McCall had started receiving social assistance after health problems forced him to leave his job. A payday loan for a few hundred dollars seemed like a good idea. "It was so easy," he recalled. But what McCall didn't fully understand was that the interest on his loan was being calculated biweekly, so every two weeks the amount he owed grew exponentially by 20 per cent. That translates into an annual interest rate of 546 per cent.
That's when the Bank of Canada will make its next interest rate announcement, on the heels of two consecutive rate hikes. "A lot of us with variable rate mortgages are on pins and needles because we're like, 'Are we going to get hit again?'" Concoran, 38, signed the mortgage for his two-bedroom condo in Stittsville back in June. Two weeks later, on July 12, the Bank of Canada announced a rate increase of .25 per cent, the first increase in seven years.
After a decade of low mortgage rates coupled with rising home prices, the common financial wisdom has been that a house is a good investment. But is it? Desirae Odjick, the Ottawa author of the personal finance blog Half Banked, did the math after buying her first home. Here's what she told the CBC's Karla Hilton. (Answers have been edited for length and clarity.) Q. You crunched the numbers. How did you reach this conclusion that a house is not a good investment?
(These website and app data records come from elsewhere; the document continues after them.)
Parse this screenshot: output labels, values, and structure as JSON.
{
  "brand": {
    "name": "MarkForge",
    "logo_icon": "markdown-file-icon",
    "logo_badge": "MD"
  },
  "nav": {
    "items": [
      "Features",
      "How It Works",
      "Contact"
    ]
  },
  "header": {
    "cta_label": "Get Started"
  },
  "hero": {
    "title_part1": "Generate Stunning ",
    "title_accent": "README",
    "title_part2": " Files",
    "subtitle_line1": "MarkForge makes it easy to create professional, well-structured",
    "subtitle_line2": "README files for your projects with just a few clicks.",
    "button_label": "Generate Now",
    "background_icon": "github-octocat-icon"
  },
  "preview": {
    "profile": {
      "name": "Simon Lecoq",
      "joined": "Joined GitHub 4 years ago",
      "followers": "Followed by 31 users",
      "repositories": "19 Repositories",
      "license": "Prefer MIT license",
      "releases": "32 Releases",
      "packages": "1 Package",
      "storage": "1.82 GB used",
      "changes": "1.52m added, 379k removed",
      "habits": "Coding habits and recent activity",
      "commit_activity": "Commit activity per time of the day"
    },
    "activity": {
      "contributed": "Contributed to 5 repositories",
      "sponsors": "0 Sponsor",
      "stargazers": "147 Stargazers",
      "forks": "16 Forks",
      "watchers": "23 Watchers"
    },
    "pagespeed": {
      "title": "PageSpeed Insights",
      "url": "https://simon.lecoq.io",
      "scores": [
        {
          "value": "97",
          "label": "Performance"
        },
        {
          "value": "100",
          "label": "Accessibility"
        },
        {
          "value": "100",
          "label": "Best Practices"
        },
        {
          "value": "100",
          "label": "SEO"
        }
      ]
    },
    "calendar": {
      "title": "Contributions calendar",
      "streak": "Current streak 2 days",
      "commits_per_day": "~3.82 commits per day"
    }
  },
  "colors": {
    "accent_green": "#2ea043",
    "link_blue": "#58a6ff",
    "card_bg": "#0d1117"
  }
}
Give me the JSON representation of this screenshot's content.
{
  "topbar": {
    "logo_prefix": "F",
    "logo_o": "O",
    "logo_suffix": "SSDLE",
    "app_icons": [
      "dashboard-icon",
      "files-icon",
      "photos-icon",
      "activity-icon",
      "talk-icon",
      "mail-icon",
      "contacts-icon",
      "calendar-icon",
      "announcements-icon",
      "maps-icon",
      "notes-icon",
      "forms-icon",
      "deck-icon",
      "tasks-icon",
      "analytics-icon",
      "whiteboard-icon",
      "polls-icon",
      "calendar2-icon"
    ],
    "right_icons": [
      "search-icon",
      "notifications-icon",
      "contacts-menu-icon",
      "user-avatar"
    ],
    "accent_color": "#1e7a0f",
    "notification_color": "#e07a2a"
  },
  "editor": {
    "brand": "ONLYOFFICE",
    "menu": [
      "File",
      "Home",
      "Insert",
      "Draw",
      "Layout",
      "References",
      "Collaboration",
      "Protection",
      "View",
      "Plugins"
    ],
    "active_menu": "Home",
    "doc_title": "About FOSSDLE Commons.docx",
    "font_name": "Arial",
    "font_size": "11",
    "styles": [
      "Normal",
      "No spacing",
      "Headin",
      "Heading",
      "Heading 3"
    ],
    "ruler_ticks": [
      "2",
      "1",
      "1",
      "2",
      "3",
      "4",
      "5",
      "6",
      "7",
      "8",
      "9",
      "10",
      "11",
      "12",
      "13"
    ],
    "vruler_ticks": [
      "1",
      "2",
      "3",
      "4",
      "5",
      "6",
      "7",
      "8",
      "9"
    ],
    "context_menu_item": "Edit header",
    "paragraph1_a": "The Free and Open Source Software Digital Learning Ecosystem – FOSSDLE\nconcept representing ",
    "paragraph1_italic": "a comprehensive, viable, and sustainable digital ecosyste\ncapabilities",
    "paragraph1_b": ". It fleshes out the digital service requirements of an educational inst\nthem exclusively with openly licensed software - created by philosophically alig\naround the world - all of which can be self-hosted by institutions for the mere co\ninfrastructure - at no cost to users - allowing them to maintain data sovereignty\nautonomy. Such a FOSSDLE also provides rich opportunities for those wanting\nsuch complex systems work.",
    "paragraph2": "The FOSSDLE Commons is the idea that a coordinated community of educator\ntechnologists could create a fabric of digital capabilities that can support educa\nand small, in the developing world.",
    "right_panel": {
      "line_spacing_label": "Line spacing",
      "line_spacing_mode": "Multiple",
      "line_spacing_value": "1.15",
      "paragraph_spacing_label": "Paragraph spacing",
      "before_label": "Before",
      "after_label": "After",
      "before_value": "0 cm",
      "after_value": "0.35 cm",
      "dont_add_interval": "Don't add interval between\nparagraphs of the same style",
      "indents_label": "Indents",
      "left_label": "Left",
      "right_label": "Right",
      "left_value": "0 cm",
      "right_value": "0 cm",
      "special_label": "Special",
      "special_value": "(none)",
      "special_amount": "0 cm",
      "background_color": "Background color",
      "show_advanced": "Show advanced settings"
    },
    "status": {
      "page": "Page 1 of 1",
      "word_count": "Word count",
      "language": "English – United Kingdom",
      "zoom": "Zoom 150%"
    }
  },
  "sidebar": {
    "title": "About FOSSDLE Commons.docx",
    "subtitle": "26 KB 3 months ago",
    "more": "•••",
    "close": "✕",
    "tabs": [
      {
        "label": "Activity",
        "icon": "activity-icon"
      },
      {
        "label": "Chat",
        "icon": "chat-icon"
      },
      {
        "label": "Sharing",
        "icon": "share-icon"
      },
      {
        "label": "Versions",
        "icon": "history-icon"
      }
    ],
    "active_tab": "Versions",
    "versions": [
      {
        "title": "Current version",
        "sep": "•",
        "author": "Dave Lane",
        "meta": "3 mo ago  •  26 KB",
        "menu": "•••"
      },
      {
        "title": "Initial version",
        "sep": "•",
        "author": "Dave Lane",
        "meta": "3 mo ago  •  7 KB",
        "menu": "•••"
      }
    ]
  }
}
Muck Rack makes it simple to find people, tweets, or articles that mention any name, keyword, company, hashtag etc. We've compiled this guide to help you make the most of your search.
Selecting a term
Start searching tweets, articles from media outlets, articles mentioned in tweets, journalists'
names, titles and bios with some suggested searches:
Companies or Topics (e.g. iPhone, Microsoft)
Phrases (e.g. "cloud computing") — use quotes to keep the terms together
Twitter handles (e.g. @username) — returns those who have mentioned or replied to
Names (e.g. "David Pogue")
Hashtags (e.g. #sxsw, #london2012)
Bio details (e.g. vegan, Olympics, father)
Muck Rack's Advanced Search allows for many boolean operators.
Find results that mention multiple specified terms, use AND or
+. For example, ensure each result contains both Elon Musk and Mark Zuckerberg by
searching Musk AND Zuckerberg or Musk + Zuckerberg.
Use the operators OR or , to broaden your search when you'd like either of
multiple terms to appear in results. (This is the default behavior of our search when no operators
are used). For example, results will contain either cake or cookie by searching cake OR cookie or cake,cookie
Use NOT or - to subtract results from your search. For
example, searching Disney will yield results about the Walt Disney Company as well as Walt Disney
World Resort. To exclude mentions of Disney World, search for Disney -World or Disney
When using one of these operators with a phrase, enclose it in quotation marks. For example, you can
find results about smartphones excluding Apple's iPhone 4S by searching smartphone -"iPhone
Exact case matching or punctuation
If you're searching for a brand name or keyword that relies on specific punctuation marks or capitalization, you can
find results that match your exact query by adding matchcase: before the keyword you're searching for, like matchcase:E*TRADE .
Use parentheses to separate multiple
boolean phrases. For example, to find journalists talking about having fun in Disney World or
Disneyland, search for ("disney world" OR disneyland) AND fun.
An asterisk can be used to search for any variation of a root word truncated by the asterisk. For example, searching for admin* will return results for administrator, administration, administer, administered, etc.
A near operator is an AND operator where you can control the distance between the words. You can vary the distance the near operation uses by adding a forward slash and number (between 0-99) such as strawberries NEAR/10 "whipped cream", which means the strawberries must exist within 10 words of "whipped cream".